• Exercise description: Which lines below hold the word "title"? Copy all of them.

[App and web page records]
※
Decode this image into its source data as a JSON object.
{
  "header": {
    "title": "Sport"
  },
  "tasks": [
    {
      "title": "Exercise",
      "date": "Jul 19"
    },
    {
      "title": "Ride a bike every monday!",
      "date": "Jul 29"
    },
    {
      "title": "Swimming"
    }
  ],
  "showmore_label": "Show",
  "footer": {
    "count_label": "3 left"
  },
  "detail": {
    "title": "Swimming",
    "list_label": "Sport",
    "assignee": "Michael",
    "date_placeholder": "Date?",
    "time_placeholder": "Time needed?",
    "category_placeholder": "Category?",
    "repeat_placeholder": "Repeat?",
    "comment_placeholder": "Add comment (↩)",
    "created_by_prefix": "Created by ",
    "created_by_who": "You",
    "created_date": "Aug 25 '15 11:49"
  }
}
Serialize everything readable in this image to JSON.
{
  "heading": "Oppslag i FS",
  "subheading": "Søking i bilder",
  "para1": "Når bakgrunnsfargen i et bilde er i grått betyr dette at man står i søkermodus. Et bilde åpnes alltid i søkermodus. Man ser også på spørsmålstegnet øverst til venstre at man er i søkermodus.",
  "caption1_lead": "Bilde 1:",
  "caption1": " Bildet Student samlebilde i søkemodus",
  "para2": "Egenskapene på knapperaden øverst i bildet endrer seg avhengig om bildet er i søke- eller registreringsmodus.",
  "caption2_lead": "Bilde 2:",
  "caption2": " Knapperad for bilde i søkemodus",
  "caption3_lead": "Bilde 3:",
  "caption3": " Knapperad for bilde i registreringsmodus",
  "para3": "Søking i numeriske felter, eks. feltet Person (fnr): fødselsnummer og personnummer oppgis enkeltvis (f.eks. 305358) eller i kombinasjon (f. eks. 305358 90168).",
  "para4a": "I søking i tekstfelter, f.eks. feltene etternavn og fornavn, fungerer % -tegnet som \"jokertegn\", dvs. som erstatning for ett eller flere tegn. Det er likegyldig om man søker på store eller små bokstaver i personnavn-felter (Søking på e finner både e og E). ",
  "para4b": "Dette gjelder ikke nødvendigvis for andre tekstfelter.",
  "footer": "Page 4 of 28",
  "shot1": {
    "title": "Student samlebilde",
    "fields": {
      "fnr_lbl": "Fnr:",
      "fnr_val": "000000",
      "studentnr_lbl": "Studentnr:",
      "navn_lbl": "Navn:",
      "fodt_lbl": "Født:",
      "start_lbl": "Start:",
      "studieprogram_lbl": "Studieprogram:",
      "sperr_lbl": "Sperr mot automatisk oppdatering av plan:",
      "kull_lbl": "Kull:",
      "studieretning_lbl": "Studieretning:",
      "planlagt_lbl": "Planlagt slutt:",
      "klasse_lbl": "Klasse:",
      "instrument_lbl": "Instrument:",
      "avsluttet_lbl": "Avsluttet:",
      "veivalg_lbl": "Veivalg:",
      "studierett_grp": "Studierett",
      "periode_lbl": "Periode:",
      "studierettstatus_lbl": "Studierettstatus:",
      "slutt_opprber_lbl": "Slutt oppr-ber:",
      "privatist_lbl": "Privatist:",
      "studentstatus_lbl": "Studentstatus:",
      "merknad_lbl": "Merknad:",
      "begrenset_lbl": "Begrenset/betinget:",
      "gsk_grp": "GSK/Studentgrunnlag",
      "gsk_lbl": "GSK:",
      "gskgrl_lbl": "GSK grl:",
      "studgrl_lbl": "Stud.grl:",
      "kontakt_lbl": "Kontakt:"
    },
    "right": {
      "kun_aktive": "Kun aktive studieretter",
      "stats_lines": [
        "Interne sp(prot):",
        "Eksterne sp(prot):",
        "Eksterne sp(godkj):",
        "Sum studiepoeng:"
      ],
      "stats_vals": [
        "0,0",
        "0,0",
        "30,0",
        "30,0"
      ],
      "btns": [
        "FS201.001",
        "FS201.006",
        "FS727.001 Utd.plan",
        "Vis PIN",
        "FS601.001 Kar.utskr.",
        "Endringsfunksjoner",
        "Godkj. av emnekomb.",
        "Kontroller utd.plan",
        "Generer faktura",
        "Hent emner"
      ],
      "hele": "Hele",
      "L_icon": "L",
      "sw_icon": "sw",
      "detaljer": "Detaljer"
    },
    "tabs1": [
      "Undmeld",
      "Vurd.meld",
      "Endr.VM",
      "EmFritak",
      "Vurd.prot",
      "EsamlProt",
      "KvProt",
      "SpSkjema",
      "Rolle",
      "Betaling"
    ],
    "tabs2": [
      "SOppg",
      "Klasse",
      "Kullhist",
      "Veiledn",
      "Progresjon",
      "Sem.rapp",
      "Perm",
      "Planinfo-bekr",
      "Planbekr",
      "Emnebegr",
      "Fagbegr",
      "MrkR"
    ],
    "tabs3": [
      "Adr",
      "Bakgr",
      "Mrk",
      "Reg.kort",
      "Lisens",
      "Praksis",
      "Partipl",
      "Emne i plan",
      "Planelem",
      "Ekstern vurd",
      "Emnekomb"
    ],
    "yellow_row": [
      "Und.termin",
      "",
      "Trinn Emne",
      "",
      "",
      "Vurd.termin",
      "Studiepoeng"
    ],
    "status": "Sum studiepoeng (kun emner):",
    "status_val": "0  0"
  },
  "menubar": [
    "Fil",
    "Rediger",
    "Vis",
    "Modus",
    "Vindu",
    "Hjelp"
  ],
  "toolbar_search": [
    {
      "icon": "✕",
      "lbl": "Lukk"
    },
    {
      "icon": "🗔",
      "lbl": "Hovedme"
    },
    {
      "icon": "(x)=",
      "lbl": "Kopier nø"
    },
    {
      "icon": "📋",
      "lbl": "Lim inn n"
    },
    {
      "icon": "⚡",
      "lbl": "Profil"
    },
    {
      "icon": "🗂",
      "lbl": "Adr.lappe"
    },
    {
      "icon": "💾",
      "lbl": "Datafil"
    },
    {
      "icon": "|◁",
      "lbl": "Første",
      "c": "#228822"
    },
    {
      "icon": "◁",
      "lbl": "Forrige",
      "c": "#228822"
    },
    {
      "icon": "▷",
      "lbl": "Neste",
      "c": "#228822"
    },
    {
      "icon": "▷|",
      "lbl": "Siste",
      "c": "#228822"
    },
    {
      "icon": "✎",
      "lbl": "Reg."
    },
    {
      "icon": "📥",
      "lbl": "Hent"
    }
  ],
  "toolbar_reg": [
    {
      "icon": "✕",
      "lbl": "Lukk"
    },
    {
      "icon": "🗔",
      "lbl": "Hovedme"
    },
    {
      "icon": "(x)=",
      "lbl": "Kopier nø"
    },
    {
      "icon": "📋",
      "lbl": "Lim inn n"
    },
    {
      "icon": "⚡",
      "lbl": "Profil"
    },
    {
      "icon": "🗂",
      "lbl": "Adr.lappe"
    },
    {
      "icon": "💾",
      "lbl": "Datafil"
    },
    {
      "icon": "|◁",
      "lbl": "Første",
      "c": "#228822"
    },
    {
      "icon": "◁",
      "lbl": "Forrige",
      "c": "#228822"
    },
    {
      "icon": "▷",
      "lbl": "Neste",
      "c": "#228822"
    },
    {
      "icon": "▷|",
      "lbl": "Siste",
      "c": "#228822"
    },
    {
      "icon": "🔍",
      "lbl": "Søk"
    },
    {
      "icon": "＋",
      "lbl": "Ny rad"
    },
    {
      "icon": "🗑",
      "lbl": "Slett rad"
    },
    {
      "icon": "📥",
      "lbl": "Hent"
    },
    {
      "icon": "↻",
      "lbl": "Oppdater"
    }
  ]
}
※
• Exercise output:
    "title": "Sport"
      "title": "Exercise",
      "title": "Ride a bike every monday!",
      "title": "Swimming"
    "title": "Swimming",
    "title": "Student samlebilde",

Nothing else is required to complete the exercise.